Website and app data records
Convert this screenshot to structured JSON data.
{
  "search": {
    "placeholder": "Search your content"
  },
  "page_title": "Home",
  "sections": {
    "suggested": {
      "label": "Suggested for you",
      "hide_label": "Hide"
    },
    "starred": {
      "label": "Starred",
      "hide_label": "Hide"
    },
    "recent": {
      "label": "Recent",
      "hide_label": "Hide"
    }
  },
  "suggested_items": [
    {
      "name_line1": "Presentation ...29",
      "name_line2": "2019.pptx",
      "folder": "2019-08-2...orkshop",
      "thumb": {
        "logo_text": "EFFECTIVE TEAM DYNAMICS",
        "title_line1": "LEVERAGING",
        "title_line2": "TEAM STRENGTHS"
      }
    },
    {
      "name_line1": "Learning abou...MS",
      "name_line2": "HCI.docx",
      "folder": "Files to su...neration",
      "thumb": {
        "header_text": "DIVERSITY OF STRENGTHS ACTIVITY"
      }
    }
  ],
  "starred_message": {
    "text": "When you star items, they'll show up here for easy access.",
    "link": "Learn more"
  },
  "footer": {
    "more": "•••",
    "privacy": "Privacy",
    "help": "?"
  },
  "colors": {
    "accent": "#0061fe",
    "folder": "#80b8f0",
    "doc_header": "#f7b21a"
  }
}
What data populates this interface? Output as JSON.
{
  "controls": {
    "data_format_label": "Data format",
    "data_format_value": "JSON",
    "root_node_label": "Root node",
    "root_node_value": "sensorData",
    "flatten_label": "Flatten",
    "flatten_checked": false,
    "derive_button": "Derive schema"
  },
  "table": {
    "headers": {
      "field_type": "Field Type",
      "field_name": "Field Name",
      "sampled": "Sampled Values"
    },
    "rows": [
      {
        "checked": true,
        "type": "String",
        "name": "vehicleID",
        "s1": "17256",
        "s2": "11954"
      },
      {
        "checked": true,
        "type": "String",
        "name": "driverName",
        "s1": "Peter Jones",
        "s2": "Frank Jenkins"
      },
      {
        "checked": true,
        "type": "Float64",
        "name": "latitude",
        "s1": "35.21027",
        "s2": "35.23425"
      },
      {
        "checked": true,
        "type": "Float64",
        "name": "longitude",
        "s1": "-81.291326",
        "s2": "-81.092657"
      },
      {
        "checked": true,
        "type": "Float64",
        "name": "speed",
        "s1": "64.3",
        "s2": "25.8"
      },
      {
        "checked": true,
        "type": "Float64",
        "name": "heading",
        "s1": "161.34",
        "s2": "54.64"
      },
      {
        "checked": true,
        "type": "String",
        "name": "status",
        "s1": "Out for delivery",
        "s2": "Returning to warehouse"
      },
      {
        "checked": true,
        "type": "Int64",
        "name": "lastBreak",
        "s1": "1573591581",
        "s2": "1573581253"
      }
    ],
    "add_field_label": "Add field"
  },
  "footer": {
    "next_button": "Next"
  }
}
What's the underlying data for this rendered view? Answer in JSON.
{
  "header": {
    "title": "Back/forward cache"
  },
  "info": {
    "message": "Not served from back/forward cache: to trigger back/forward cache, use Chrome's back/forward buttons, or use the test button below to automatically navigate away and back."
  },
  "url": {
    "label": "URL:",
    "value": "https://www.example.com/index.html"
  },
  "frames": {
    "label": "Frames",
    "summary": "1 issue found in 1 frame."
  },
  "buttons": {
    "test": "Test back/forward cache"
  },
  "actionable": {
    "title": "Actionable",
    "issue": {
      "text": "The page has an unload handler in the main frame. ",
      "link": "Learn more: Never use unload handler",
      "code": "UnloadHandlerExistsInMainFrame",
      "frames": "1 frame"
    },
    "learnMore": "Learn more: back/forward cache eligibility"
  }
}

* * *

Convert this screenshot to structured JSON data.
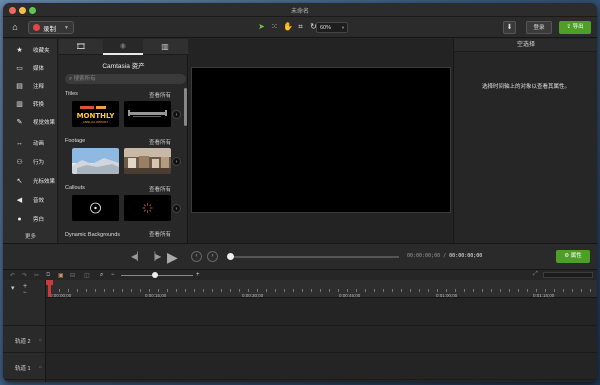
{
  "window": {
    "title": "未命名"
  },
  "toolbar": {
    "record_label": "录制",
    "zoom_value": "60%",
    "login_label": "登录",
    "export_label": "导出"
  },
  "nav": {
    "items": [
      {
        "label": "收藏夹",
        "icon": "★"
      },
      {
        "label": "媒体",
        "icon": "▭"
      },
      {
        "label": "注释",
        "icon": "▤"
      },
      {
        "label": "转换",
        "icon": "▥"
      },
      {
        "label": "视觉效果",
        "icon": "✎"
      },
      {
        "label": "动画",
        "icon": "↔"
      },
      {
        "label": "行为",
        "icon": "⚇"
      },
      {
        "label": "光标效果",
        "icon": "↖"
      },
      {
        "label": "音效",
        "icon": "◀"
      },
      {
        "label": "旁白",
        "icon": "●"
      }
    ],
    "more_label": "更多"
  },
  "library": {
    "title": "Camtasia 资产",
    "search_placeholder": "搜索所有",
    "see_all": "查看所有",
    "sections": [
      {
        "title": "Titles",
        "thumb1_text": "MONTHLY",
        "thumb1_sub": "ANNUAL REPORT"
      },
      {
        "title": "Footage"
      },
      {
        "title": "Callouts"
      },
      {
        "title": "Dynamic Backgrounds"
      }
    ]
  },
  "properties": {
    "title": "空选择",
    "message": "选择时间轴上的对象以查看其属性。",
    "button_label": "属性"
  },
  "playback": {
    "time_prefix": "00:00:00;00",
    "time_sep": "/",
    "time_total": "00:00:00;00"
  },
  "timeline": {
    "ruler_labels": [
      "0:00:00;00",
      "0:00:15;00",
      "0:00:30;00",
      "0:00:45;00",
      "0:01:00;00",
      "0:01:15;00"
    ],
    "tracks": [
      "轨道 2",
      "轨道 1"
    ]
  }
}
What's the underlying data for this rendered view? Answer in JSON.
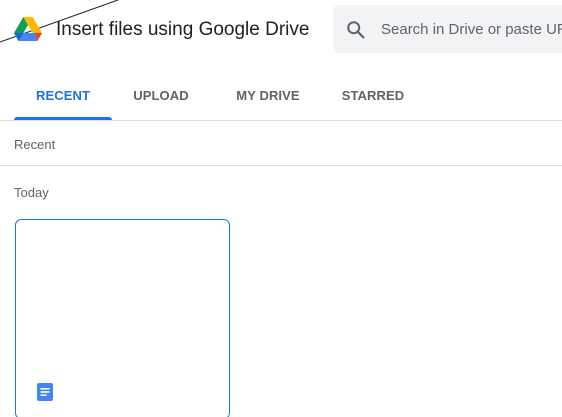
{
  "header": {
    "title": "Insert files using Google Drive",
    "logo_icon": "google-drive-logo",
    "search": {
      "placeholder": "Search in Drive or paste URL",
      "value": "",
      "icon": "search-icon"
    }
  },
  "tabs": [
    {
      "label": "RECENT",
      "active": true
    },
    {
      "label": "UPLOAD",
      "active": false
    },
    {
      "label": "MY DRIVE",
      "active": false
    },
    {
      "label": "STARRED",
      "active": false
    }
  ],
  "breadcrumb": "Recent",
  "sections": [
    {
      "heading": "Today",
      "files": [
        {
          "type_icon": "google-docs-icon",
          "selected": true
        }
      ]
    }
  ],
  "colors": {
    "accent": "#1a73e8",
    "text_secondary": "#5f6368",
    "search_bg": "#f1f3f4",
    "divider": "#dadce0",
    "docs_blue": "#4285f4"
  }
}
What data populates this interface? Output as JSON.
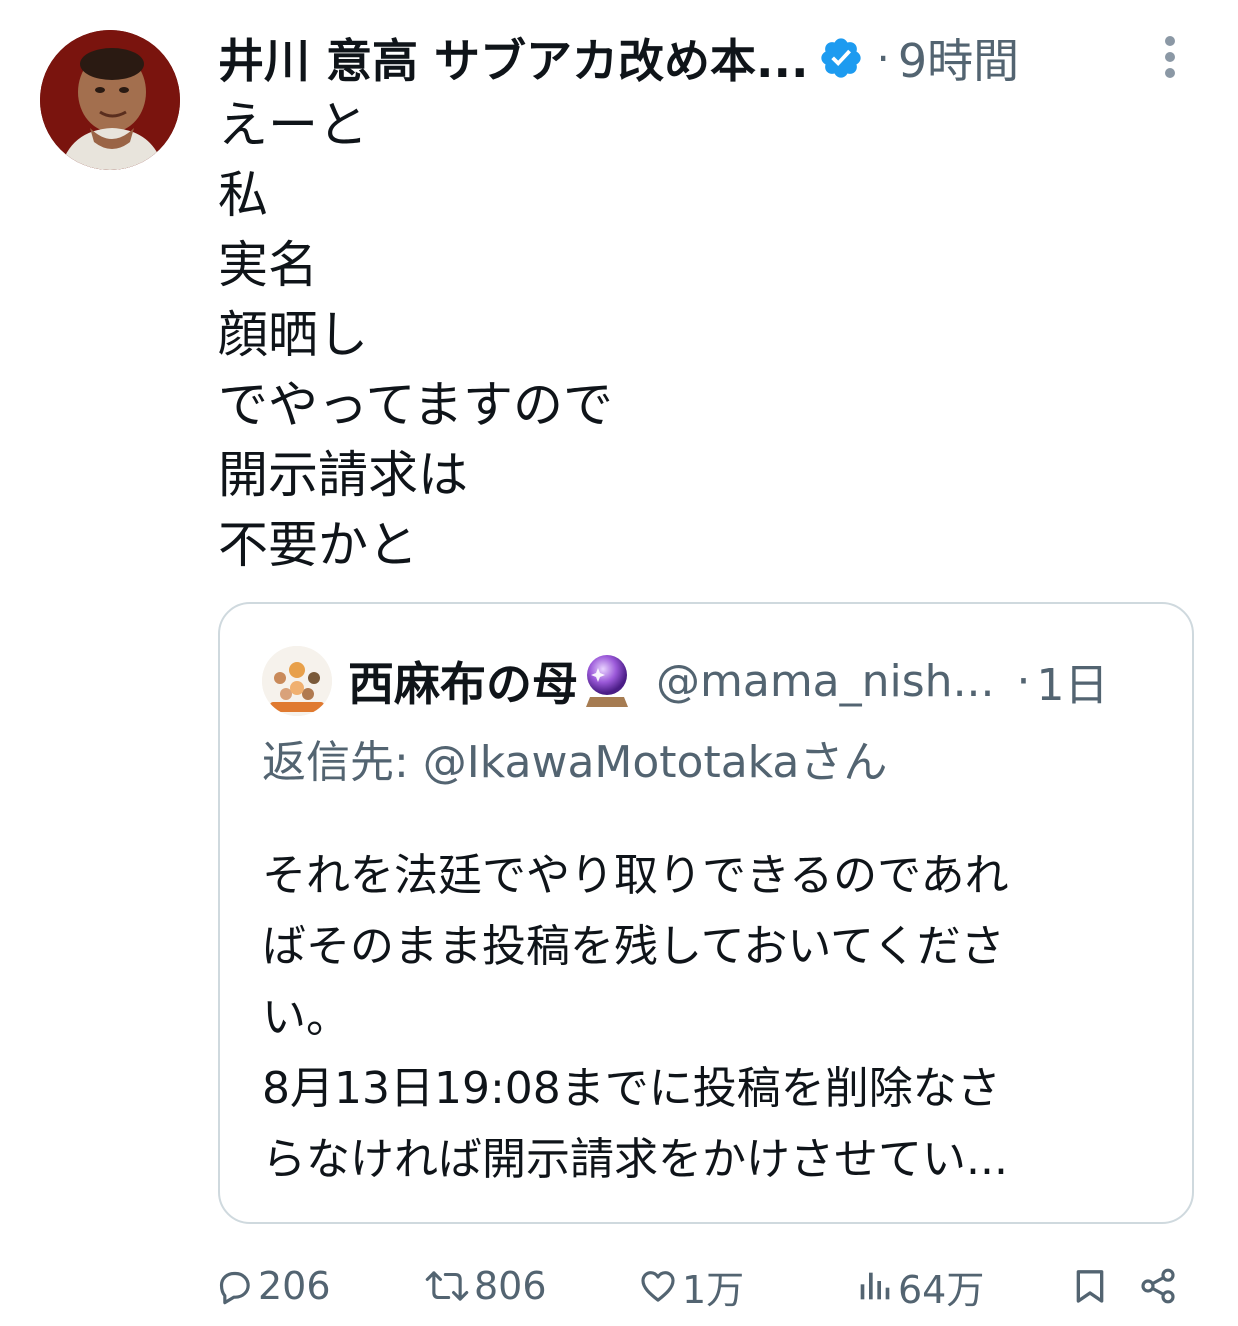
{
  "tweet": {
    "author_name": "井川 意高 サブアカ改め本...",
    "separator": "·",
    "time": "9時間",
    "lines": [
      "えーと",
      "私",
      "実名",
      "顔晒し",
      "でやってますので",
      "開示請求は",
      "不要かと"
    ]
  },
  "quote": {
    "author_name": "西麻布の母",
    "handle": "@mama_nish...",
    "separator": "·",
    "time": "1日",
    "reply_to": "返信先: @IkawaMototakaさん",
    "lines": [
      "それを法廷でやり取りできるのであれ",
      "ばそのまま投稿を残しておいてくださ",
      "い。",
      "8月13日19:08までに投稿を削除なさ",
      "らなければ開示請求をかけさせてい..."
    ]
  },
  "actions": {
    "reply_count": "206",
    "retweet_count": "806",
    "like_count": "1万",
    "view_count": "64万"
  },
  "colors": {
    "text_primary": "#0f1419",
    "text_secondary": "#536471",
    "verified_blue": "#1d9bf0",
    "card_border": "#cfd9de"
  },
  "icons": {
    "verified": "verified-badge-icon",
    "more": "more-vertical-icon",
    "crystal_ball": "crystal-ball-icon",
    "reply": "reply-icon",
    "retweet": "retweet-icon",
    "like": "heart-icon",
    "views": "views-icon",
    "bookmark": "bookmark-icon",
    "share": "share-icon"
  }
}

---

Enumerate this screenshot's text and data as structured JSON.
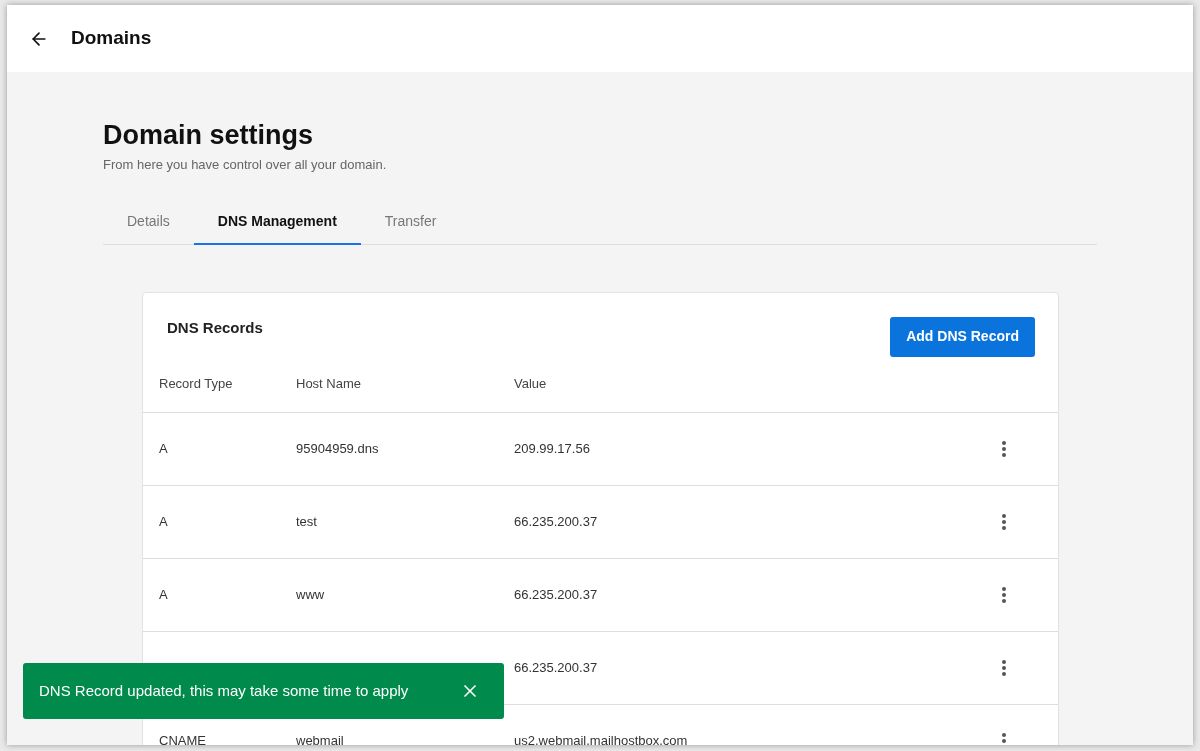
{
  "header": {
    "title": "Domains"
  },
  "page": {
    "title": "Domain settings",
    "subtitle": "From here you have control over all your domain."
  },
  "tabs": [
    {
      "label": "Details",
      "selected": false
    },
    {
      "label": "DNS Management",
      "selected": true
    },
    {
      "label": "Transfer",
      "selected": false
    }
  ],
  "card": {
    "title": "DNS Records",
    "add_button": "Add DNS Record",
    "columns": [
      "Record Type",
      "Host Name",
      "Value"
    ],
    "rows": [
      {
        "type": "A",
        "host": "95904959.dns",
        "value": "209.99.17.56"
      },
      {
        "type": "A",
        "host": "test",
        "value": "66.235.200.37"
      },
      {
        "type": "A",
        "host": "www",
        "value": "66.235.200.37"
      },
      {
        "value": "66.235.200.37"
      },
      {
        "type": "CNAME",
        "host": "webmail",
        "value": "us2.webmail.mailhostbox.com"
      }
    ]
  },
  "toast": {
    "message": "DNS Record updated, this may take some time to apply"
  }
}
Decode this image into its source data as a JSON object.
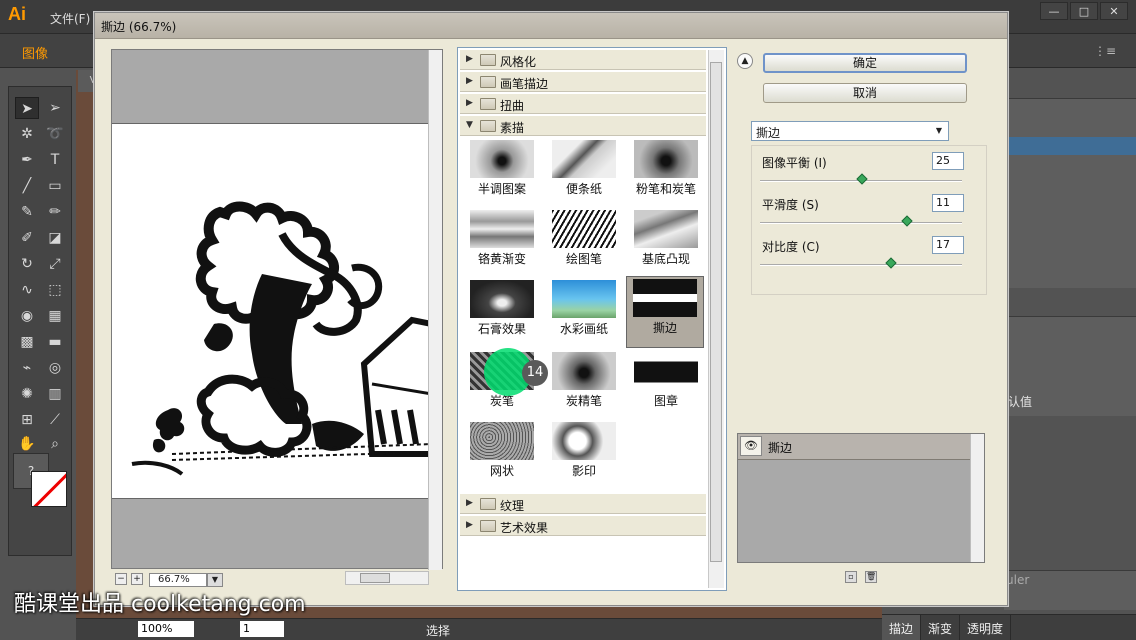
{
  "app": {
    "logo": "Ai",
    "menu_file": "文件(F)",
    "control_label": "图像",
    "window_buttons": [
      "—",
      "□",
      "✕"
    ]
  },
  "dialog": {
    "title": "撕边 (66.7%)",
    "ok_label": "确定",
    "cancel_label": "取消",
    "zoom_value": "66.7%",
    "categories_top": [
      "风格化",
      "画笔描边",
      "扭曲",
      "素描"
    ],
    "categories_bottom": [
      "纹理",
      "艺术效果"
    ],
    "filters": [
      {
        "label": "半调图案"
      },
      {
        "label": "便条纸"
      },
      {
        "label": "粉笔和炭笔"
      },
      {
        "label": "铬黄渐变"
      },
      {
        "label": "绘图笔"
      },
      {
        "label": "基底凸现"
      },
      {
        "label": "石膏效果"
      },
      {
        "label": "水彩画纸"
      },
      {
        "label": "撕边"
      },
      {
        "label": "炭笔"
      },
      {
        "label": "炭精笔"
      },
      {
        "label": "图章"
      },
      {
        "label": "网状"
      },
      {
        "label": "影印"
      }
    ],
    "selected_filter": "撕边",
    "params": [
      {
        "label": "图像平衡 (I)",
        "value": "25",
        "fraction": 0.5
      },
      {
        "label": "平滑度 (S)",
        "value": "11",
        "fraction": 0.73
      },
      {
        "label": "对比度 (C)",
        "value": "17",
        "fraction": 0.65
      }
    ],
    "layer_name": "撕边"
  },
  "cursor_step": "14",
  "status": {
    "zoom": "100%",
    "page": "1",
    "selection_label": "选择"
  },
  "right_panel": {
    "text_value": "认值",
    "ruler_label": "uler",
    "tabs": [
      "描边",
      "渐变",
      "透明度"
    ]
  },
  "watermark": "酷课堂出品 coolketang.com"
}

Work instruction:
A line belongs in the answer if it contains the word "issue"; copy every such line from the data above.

Written reply:
    "summary": "1 issue found in 1 frame."
    "issue": {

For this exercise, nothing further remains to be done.